* [ASSIGNED TASK]
Please reproduce each of the following entries exactly.

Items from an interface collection
---*---
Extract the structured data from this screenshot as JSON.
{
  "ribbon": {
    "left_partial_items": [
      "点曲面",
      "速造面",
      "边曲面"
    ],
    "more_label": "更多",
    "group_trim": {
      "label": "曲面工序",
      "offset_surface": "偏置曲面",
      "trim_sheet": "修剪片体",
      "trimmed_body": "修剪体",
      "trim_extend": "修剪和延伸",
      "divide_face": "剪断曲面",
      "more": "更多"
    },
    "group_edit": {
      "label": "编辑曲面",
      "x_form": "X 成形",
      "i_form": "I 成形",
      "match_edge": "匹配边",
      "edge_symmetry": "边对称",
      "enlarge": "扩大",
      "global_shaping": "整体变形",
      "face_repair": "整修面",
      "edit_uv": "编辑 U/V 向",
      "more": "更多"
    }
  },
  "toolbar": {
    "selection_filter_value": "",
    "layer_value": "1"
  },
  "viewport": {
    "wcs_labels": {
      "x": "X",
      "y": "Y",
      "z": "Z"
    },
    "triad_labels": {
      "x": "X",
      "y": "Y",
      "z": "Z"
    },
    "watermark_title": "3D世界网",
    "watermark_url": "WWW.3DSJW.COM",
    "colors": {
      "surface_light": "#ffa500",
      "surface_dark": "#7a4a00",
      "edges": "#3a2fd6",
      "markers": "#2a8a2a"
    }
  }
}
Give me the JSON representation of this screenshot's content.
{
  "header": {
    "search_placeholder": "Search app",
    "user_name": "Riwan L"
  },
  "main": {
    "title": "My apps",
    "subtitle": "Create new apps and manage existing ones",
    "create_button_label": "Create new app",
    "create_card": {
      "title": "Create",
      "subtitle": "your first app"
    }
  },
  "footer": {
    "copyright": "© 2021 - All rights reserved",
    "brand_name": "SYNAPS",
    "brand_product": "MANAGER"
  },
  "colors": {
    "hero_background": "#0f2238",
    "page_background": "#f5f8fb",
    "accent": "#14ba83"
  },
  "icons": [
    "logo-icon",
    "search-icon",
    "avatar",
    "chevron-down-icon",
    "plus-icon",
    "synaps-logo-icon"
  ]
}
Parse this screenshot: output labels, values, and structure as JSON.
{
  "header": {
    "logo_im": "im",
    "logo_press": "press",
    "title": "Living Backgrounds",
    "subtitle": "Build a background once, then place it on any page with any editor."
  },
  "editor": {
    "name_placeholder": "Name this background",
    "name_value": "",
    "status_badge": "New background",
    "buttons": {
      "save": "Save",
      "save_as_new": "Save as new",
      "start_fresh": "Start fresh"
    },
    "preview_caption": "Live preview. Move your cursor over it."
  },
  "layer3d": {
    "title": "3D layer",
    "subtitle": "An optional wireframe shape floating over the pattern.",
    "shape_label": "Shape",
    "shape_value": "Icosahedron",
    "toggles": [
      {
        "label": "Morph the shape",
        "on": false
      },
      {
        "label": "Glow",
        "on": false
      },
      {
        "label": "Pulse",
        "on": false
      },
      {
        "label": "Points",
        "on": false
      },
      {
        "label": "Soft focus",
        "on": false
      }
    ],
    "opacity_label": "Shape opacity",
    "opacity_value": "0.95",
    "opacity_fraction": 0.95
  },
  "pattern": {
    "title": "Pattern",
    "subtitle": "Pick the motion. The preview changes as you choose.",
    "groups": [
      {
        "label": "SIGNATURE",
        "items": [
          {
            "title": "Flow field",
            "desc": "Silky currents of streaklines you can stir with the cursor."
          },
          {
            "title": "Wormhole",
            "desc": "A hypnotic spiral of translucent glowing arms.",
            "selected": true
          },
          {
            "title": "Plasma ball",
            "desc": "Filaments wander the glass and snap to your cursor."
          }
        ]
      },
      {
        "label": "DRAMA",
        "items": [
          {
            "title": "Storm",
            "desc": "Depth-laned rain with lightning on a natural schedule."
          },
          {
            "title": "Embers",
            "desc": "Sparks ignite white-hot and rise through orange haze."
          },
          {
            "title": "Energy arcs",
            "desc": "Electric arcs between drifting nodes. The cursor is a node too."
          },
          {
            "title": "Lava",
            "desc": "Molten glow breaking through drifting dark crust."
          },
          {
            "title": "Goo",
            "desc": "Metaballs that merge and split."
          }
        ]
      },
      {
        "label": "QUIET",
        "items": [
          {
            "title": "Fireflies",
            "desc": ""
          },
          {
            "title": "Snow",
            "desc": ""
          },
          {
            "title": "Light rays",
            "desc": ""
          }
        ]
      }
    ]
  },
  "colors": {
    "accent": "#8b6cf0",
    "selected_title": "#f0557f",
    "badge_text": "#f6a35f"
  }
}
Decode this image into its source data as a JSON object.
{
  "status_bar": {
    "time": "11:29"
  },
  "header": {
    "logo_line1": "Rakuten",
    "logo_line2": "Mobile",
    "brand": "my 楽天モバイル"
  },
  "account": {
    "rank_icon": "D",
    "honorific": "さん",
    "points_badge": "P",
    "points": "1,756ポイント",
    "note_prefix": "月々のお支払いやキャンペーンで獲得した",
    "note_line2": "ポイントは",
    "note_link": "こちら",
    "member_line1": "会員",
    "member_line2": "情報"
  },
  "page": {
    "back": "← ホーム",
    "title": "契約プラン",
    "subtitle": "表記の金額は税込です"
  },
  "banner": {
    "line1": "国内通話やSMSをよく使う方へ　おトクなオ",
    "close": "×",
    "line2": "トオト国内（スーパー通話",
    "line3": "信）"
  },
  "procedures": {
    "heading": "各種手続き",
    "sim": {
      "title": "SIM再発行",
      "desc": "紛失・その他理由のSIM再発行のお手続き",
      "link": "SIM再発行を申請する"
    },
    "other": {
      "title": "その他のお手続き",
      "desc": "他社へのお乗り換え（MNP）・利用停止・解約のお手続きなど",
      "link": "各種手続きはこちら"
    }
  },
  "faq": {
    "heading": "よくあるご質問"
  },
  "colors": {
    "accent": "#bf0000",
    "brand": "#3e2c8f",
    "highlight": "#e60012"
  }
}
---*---
* [SOLUTION TO THIS EXERCISE]
Extract the structured data from this screenshot as JSON.
{
  "ribbon": {
    "left_partial_items": [
      "点曲面",
      "速造面",
      "边曲面"
    ],
    "more_label": "更多",
    "group_trim": {
      "label": "曲面工序",
      "offset_surface": "偏置曲面",
      "trim_sheet": "修剪片体",
      "trimmed_body": "修剪体",
      "trim_extend": "修剪和延伸",
      "divide_face": "剪断曲面",
      "more": "更多"
    },
    "group_edit": {
      "label": "编辑曲面",
      "x_form": "X 成形",
      "i_form": "I 成形",
      "match_edge": "匹配边",
      "edge_symmetry": "边对称",
      "enlarge": "扩大",
      "global_shaping": "整体变形",
      "face_repair": "整修面",
      "edit_uv": "编辑 U/V 向",
      "more": "更多"
    }
  },
  "toolbar": {
    "selection_filter_value": "",
    "layer_value": "1"
  },
  "viewport": {
    "wcs_labels": {
      "x": "X",
      "y": "Y",
      "z": "Z"
    },
    "triad_labels": {
      "x": "X",
      "y": "Y",
      "z": "Z"
    },
    "watermark_title": "3D世界网",
    "watermark_url": "WWW.3DSJW.COM",
    "colors": {
      "surface_light": "#ffa500",
      "surface_dark": "#7a4a00",
      "edges": "#3a2fd6",
      "markers": "#2a8a2a"
    }
  }
}
Give me the JSON representation of this screenshot's content.
{
  "header": {
    "search_placeholder": "Search app",
    "user_name": "Riwan L"
  },
  "main": {
    "title": "My apps",
    "subtitle": "Create new apps and manage existing ones",
    "create_button_label": "Create new app",
    "create_card": {
      "title": "Create",
      "subtitle": "your first app"
    }
  },
  "footer": {
    "copyright": "© 2021 - All rights reserved",
    "brand_name": "SYNAPS",
    "brand_product": "MANAGER"
  },
  "colors": {
    "hero_background": "#0f2238",
    "page_background": "#f5f8fb",
    "accent": "#14ba83"
  },
  "icons": [
    "logo-icon",
    "search-icon",
    "avatar",
    "chevron-down-icon",
    "plus-icon",
    "synaps-logo-icon"
  ]
}
Parse this screenshot: output labels, values, and structure as JSON.
{
  "header": {
    "logo_im": "im",
    "logo_press": "press",
    "title": "Living Backgrounds",
    "subtitle": "Build a background once, then place it on any page with any editor."
  },
  "editor": {
    "name_placeholder": "Name this background",
    "name_value": "",
    "status_badge": "New background",
    "buttons": {
      "save": "Save",
      "save_as_new": "Save as new",
      "start_fresh": "Start fresh"
    },
    "preview_caption": "Live preview. Move your cursor over it."
  },
  "layer3d": {
    "title": "3D layer",
    "subtitle": "An optional wireframe shape floating over the pattern.",
    "shape_label": "Shape",
    "shape_value": "Icosahedron",
    "toggles": [
      {
        "label": "Morph the shape",
        "on": false
      },
      {
        "label": "Glow",
        "on": false
      },
      {
        "label": "Pulse",
        "on": false
      },
      {
        "label": "Points",
        "on": false
      },
      {
        "label": "Soft focus",
        "on": false
      }
    ],
    "opacity_label": "Shape opacity",
    "opacity_value": "0.95",
    "opacity_fraction": 0.95
  },
  "pattern": {
    "title": "Pattern",
    "subtitle": "Pick the motion. The preview changes as you choose.",
    "groups": [
      {
        "label": "SIGNATURE",
        "items": [
          {
            "title": "Flow field",
            "desc": "Silky currents of streaklines you can stir with the cursor."
          },
          {
            "title": "Wormhole",
            "desc": "A hypnotic spiral of translucent glowing arms.",
            "selected": true
          },
          {
            "title": "Plasma ball",
            "desc": "Filaments wander the glass and snap to your cursor."
          }
        ]
      },
      {
        "label": "DRAMA",
        "items": [
          {
            "title": "Storm",
            "desc": "Depth-laned rain with lightning on a natural schedule."
          },
          {
            "title": "Embers",
            "desc": "Sparks ignite white-hot and rise through orange haze."
          },
          {
            "title": "Energy arcs",
            "desc": "Electric arcs between drifting nodes. The cursor is a node too."
          },
          {
            "title": "Lava",
            "desc": "Molten glow breaking through drifting dark crust."
          },
          {
            "title": "Goo",
            "desc": "Metaballs that merge and split."
          }
        ]
      },
      {
        "label": "QUIET",
        "items": [
          {
            "title": "Fireflies",
            "desc": ""
          },
          {
            "title": "Snow",
            "desc": ""
          },
          {
            "title": "Light rays",
            "desc": ""
          }
        ]
      }
    ]
  },
  "colors": {
    "accent": "#8b6cf0",
    "selected_title": "#f0557f",
    "badge_text": "#f6a35f"
  }
}
Decode this image into its source data as a JSON object.
{
  "status_bar": {
    "time": "11:29"
  },
  "header": {
    "logo_line1": "Rakuten",
    "logo_line2": "Mobile",
    "brand": "my 楽天モバイル"
  },
  "account": {
    "rank_icon": "D",
    "honorific": "さん",
    "points_badge": "P",
    "points": "1,756ポイント",
    "note_prefix": "月々のお支払いやキャンペーンで獲得した",
    "note_line2": "ポイントは",
    "note_link": "こちら",
    "member_line1": "会員",
    "member_line2": "情報"
  },
  "page": {
    "back": "← ホーム",
    "title": "契約プラン",
    "subtitle": "表記の金額は税込です"
  },
  "banner": {
    "line1": "国内通話やSMSをよく使う方へ　おトクなオ",
    "close": "×",
    "line2": "トオト国内（スーパー通話",
    "line3": "信）"
  },
  "procedures": {
    "heading": "各種手続き",
    "sim": {
      "title": "SIM再発行",
      "desc": "紛失・その他理由のSIM再発行のお手続き",
      "link": "SIM再発行を申請する"
    },
    "other": {
      "title": "その他のお手続き",
      "desc": "他社へのお乗り換え（MNP）・利用停止・解約のお手続きなど",
      "link": "各種手続きはこちら"
    }
  },
  "faq": {
    "heading": "よくあるご質問"
  },
  "colors": {
    "accent": "#bf0000",
    "brand": "#3e2c8f",
    "highlight": "#e60012"
  }
}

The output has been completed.